Hand back all records exactly, pictures omitted.

Exercise materials:
============================================================
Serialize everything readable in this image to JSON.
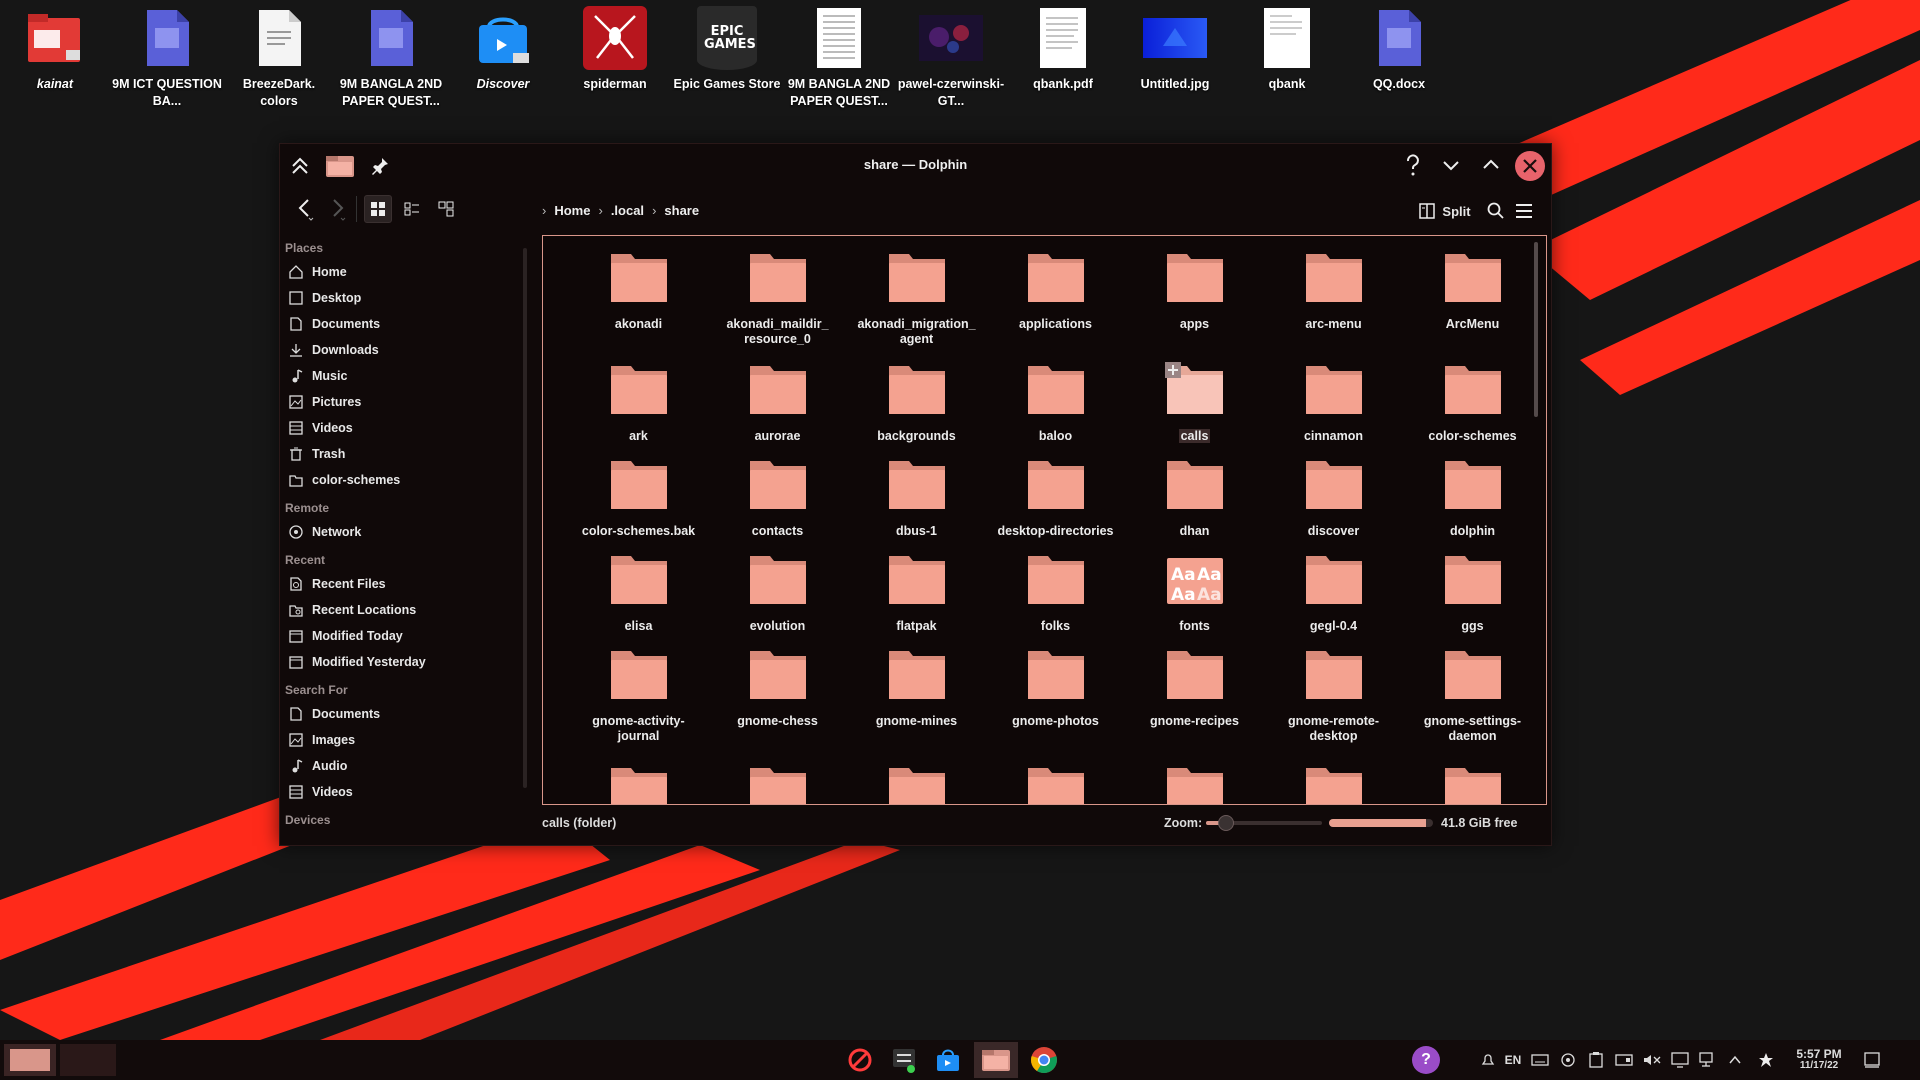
{
  "desktop_icons": [
    {
      "label": "kainat",
      "icon": "folder-red-icon",
      "italic": true
    },
    {
      "label": "9M ICT QUESTION BA...",
      "icon": "docx-icon"
    },
    {
      "label": "BreezeDark. colors",
      "icon": "text-file-icon"
    },
    {
      "label": "9M BANGLA 2ND PAPER QUEST...",
      "icon": "docx-icon"
    },
    {
      "label": "Discover",
      "icon": "discover-store-icon",
      "italic": true
    },
    {
      "label": "spiderman",
      "icon": "spiderman-icon"
    },
    {
      "label": "Epic Games Store",
      "icon": "epic-games-icon"
    },
    {
      "label": "9M BANGLA 2ND PAPER QUEST...",
      "icon": "document-preview-icon"
    },
    {
      "label": "pawel-czerwinski-GT...",
      "icon": "image-thumbnail-icon"
    },
    {
      "label": "qbank.pdf",
      "icon": "pdf-icon"
    },
    {
      "label": "Untitled.jpg",
      "icon": "image-blue-icon"
    },
    {
      "label": "qbank",
      "icon": "text-document-icon"
    },
    {
      "label": "QQ.docx",
      "icon": "docx-icon"
    }
  ],
  "epic_logo": "EPIC GAMES",
  "window": {
    "title": "share — Dolphin",
    "split_label": "Split",
    "breadcrumbs": [
      "Home",
      ".local",
      "share"
    ]
  },
  "sidebar": {
    "places_header": "Places",
    "places": [
      "Home",
      "Desktop",
      "Documents",
      "Downloads",
      "Music",
      "Pictures",
      "Videos",
      "Trash",
      "color-schemes"
    ],
    "remote_header": "Remote",
    "remote": [
      "Network"
    ],
    "recent_header": "Recent",
    "recent": [
      "Recent Files",
      "Recent Locations",
      "Modified Today",
      "Modified Yesterday"
    ],
    "search_header": "Search For",
    "search": [
      "Documents",
      "Images",
      "Audio",
      "Videos"
    ],
    "devices_header": "Devices"
  },
  "folders": [
    "akonadi",
    "akonadi_maildir_\nresource_0",
    "akonadi_migration_\nagent",
    "applications",
    "apps",
    "arc-menu",
    "ArcMenu",
    "ark",
    "aurorae",
    "backgrounds",
    "baloo",
    "calls",
    "cinnamon",
    "color-schemes",
    "color-schemes.bak",
    "contacts",
    "dbus-1",
    "desktop-directories",
    "dhan",
    "discover",
    "dolphin",
    "elisa",
    "evolution",
    "flatpak",
    "folks",
    "fonts",
    "gegl-0.4",
    "ggs",
    "gnome-activity-\njournal",
    "gnome-chess",
    "gnome-mines",
    "gnome-photos",
    "gnome-recipes",
    "gnome-remote-\ndesktop",
    "gnome-settings-\ndaemon",
    "",
    "",
    "",
    "",
    "",
    "",
    ""
  ],
  "selected_folder": "calls",
  "fonts_icon_text": "Aa",
  "status": {
    "selection": "calls (folder)",
    "zoom_label": "Zoom:",
    "zoom_level": 0.17,
    "free_space": "41.8 GiB free",
    "free_fraction": 0.93
  },
  "taskbar": {
    "lang": "EN",
    "time": "5:57 PM",
    "date": "11/17/22"
  },
  "colors": {
    "folder": "#f4a290",
    "folder_tab": "#d98a79",
    "accent": "#ff3320",
    "window_bg": "#100909"
  }
}
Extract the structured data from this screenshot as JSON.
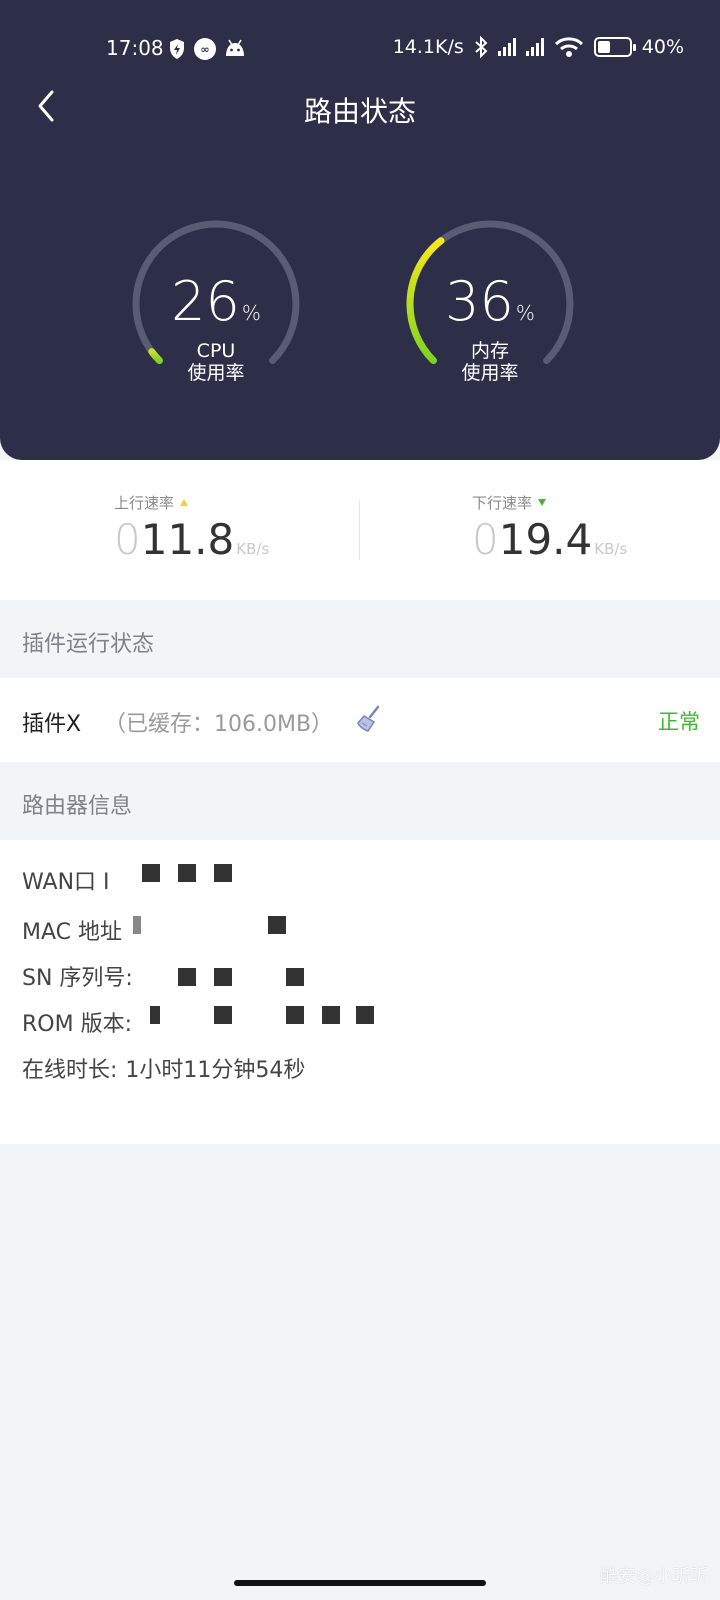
{
  "status_bar": {
    "time": "17:08",
    "net_speed": "14.1K/s",
    "battery": "40%",
    "battery_level": 0.4
  },
  "header": {
    "title": "路由状态"
  },
  "gauges": {
    "cpu": {
      "value": "26",
      "percent_sign": "%",
      "label_line1": "CPU",
      "label_line2": "使用率",
      "level": 0.26
    },
    "memory": {
      "value": "36",
      "percent_sign": "%",
      "label_line1": "内存",
      "label_line2": "使用率",
      "level": 0.36
    }
  },
  "colors": {
    "header_bg": "#2d2f48",
    "gauge_green": "#7ed321",
    "gauge_yellow": "#f8e71c",
    "status_green": "#3dbb2f"
  },
  "speed": {
    "upload": {
      "label": "上行速率",
      "leading": "0",
      "value": "11.8",
      "unit": "KB/s"
    },
    "download": {
      "label": "下行速率",
      "leading": "0",
      "value": "19.4",
      "unit": "KB/s"
    }
  },
  "plugins": {
    "section_title": "插件运行状态",
    "items": [
      {
        "name": "插件X",
        "cache": "（已缓存：106.0MB）",
        "status": "正常",
        "icon": "broom-icon"
      }
    ]
  },
  "router_info": {
    "section_title": "路由器信息",
    "wan_label": "WAN口 I",
    "mac_label": "MAC 地址",
    "sn_label": "SN 序列号:",
    "rom_label": "ROM 版本:",
    "uptime_label": "在线时长:",
    "uptime_value": "1小时11分钟54秒"
  },
  "watermark": "酷安@小昕昕"
}
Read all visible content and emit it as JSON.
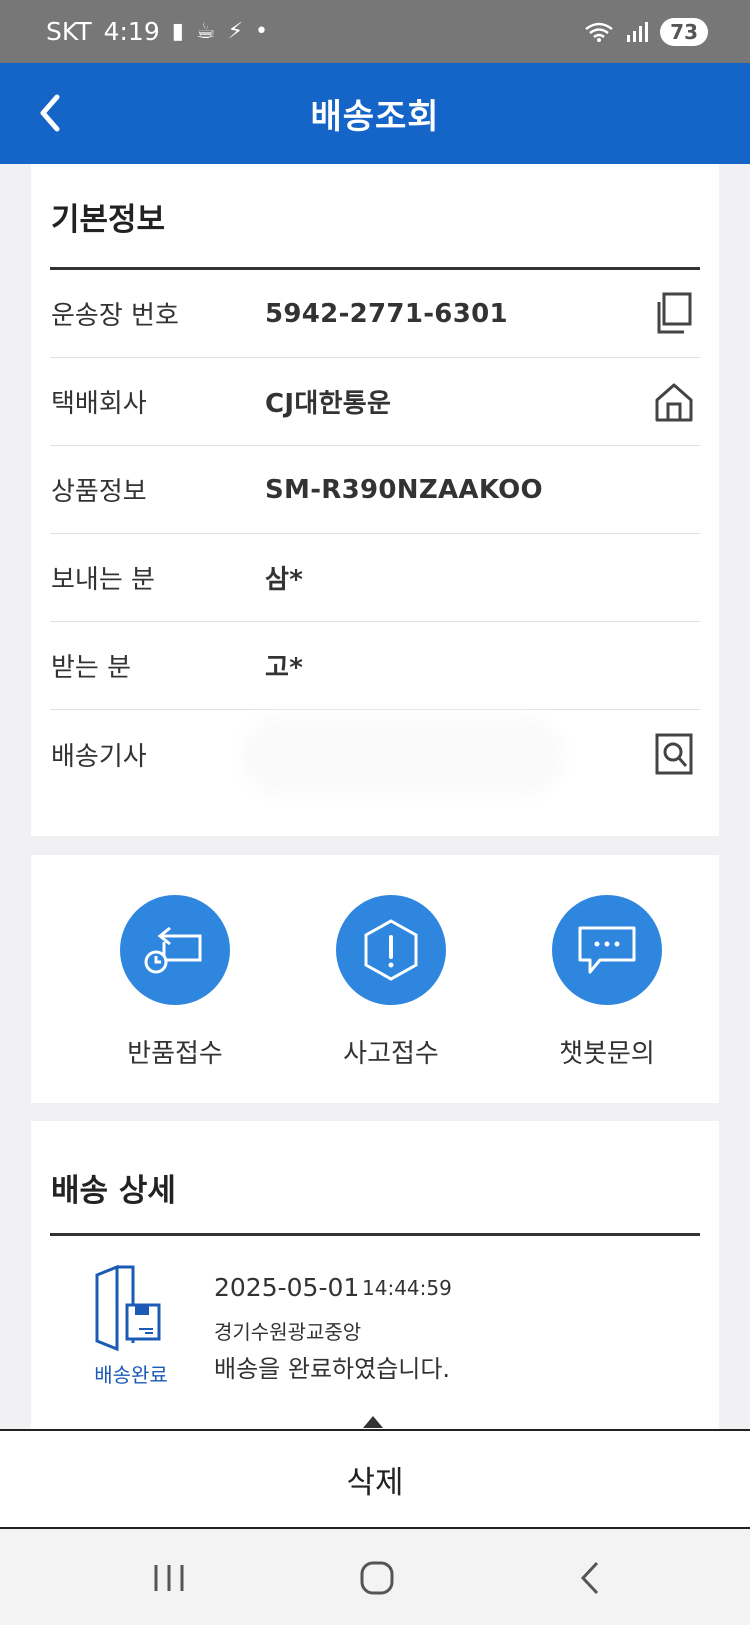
{
  "status_bar": {
    "carrier": "SKT",
    "time": "4:19",
    "battery": "73"
  },
  "header": {
    "title": "배송조회"
  },
  "basic_info": {
    "title": "기본정보",
    "rows": [
      {
        "label": "운송장 번호",
        "value": "5942-2771-6301",
        "icon": "copy-icon"
      },
      {
        "label": "택배회사",
        "value": "CJ대한통운",
        "icon": "home-icon"
      },
      {
        "label": "상품정보",
        "value": "SM-R390NZAAKOO"
      },
      {
        "label": "보내는 분",
        "value": "삼*"
      },
      {
        "label": "받는 분",
        "value": "고*"
      },
      {
        "label": "배송기사",
        "value": "",
        "icon": "search-document-icon"
      }
    ]
  },
  "actions": [
    {
      "label": "반품접수",
      "icon": "return-icon"
    },
    {
      "label": "사고접수",
      "icon": "warning-icon"
    },
    {
      "label": "챗봇문의",
      "icon": "chat-icon"
    }
  ],
  "delivery_detail": {
    "title": "배송 상세",
    "entries": [
      {
        "status": "배송완료",
        "date": "2025-05-01",
        "time": "14:44:59",
        "location": "경기수원광교중앙",
        "message": "배송을 완료하였습니다."
      }
    ]
  },
  "delete_label": "삭제",
  "colors": {
    "brand_blue": "#1565c9",
    "action_blue": "#2e86de",
    "status_blue": "#1b5bb5"
  }
}
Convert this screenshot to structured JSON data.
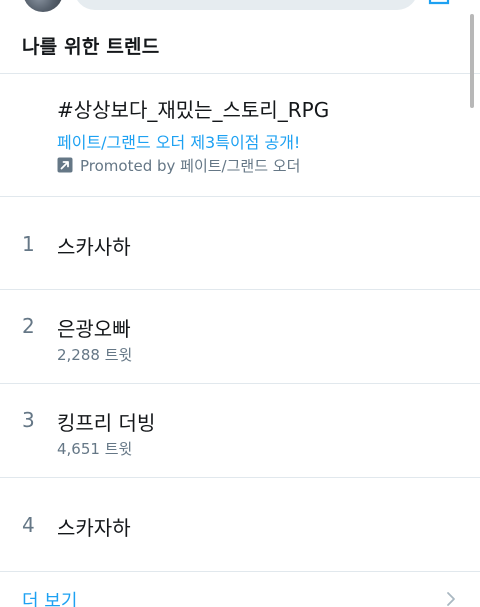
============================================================
Answer to this exercise:
Serialize everything readable in this image to JSON.
{
  "desktop_icons": [
    {
      "label": "kainat",
      "icon": "folder-red-icon",
      "italic": true
    },
    {
      "label": "9M ICT QUESTION BA...",
      "icon": "docx-icon"
    },
    {
      "label": "BreezeDark. colors",
      "icon": "text-file-icon"
    },
    {
      "label": "9M BANGLA 2ND PAPER QUEST...",
      "icon": "docx-icon"
    },
    {
      "label": "Discover",
      "icon": "discover-store-icon",
      "italic": true
    },
    {
      "label": "spiderman",
      "icon": "spiderman-icon"
    },
    {
      "label": "Epic Games Store",
      "icon": "epic-games-icon"
    },
    {
      "label": "9M BANGLA 2ND PAPER QUEST...",
      "icon": "document-preview-icon"
    },
    {
      "label": "pawel-czerwinski-GT...",
      "icon": "image-thumbnail-icon"
    },
    {
      "label": "qbank.pdf",
      "icon": "pdf-icon"
    },
    {
      "label": "Untitled.jpg",
      "icon": "image-blue-icon"
    },
    {
      "label": "qbank",
      "icon": "text-document-icon"
    },
    {
      "label": "QQ.docx",
      "icon": "docx-icon"
    }
  ],
  "epic_logo": "EPIC GAMES",
  "window": {
    "title": "share — Dolphin",
    "split_label": "Split",
    "breadcrumbs": [
      "Home",
      ".local",
      "share"
    ]
  },
  "sidebar": {
    "places_header": "Places",
    "places": [
      "Home",
      "Desktop",
      "Documents",
      "Downloads",
      "Music",
      "Pictures",
      "Videos",
      "Trash",
      "color-schemes"
    ],
    "remote_header": "Remote",
    "remote": [
      "Network"
    ],
    "recent_header": "Recent",
    "recent": [
      "Recent Files",
      "Recent Locations",
      "Modified Today",
      "Modified Yesterday"
    ],
    "search_header": "Search For",
    "search": [
      "Documents",
      "Images",
      "Audio",
      "Videos"
    ],
    "devices_header": "Devices"
  },
  "folders": [
    "akonadi",
    "akonadi_maildir_\nresource_0",
    "akonadi_migration_\nagent",
    "applications",
    "apps",
    "arc-menu",
    "ArcMenu",
    "ark",
    "aurorae",
    "backgrounds",
    "baloo",
    "calls",
    "cinnamon",
    "color-schemes",
    "color-schemes.bak",
    "contacts",
    "dbus-1",
    "desktop-directories",
    "dhan",
    "discover",
    "dolphin",
    "elisa",
    "evolution",
    "flatpak",
    "folks",
    "fonts",
    "gegl-0.4",
    "ggs",
    "gnome-activity-\njournal",
    "gnome-chess",
    "gnome-mines",
    "gnome-photos",
    "gnome-recipes",
    "gnome-remote-\ndesktop",
    "gnome-settings-\ndaemon",
    "",
    "",
    "",
    "",
    "",
    "",
    ""
  ],
  "selected_folder": "calls",
  "fonts_icon_text": "Aa",
  "status": {
    "selection": "calls (folder)",
    "zoom_label": "Zoom:",
    "zoom_level": 0.17,
    "free_space": "41.8 GiB free",
    "free_fraction": 0.93
  },
  "taskbar": {
    "lang": "EN",
    "time": "5:57 PM",
    "date": "11/17/22"
  },
  "colors": {
    "folder": "#f4a290",
    "folder_tab": "#d98a79",
    "accent": "#ff3320",
    "window_bg": "#100909"
  }
}
Extract the structured data from this screenshot as JSON.
{
  "status_bar": {
    "time": "17:08",
    "net_speed": "14.1K/s",
    "battery": "40%",
    "battery_level": 0.4
  },
  "header": {
    "title": "路由状态"
  },
  "gauges": {
    "cpu": {
      "value": "26",
      "percent_sign": "%",
      "label_line1": "CPU",
      "label_line2": "使用率",
      "level": 0.26
    },
    "memory": {
      "value": "36",
      "percent_sign": "%",
      "label_line1": "内存",
      "label_line2": "使用率",
      "level": 0.36
    }
  },
  "colors": {
    "header_bg": "#2d2f48",
    "gauge_green": "#7ed321",
    "gauge_yellow": "#f8e71c",
    "status_green": "#3dbb2f"
  },
  "speed": {
    "upload": {
      "label": "上行速率",
      "leading": "0",
      "value": "11.8",
      "unit": "KB/s"
    },
    "download": {
      "label": "下行速率",
      "leading": "0",
      "value": "19.4",
      "unit": "KB/s"
    }
  },
  "plugins": {
    "section_title": "插件运行状态",
    "items": [
      {
        "name": "插件X",
        "cache": "（已缓存：106.0MB）",
        "status": "正常",
        "icon": "broom-icon"
      }
    ]
  },
  "router_info": {
    "section_title": "路由器信息",
    "wan_label": "WAN口 I",
    "mac_label": "MAC 地址",
    "sn_label": "SN 序列号:",
    "rom_label": "ROM 版本:",
    "uptime_label": "在线时长:",
    "uptime_value": "1小时11分钟54秒"
  },
  "watermark": "酷安@小昕昕"
}
Read all visible content and emit it as JSON.
{
  "status_bar": {
    "carrier": "SKT",
    "time": "4:19",
    "battery": "73"
  },
  "header": {
    "title": "배송조회"
  },
  "basic_info": {
    "title": "기본정보",
    "rows": [
      {
        "label": "운송장 번호",
        "value": "5942-2771-6301",
        "icon": "copy-icon"
      },
      {
        "label": "택배회사",
        "value": "CJ대한통운",
        "icon": "home-icon"
      },
      {
        "label": "상품정보",
        "value": "SM-R390NZAAKOO"
      },
      {
        "label": "보내는 분",
        "value": "삼*"
      },
      {
        "label": "받는 분",
        "value": "고*"
      },
      {
        "label": "배송기사",
        "value": "",
        "icon": "search-document-icon"
      }
    ]
  },
  "actions": [
    {
      "label": "반품접수",
      "icon": "return-icon"
    },
    {
      "label": "사고접수",
      "icon": "warning-icon"
    },
    {
      "label": "챗봇문의",
      "icon": "chat-icon"
    }
  ],
  "delivery_detail": {
    "title": "배송 상세",
    "entries": [
      {
        "status": "배송완료",
        "date": "2025-05-01",
        "time": "14:44:59",
        "location": "경기수원광교중앙",
        "message": "배송을 완료하였습니다."
      }
    ]
  },
  "delete_label": "삭제",
  "colors": {
    "brand_blue": "#1565c9",
    "action_blue": "#2e86de",
    "status_blue": "#1b5bb5"
  }
}
Convert this screenshot to structured JSON data.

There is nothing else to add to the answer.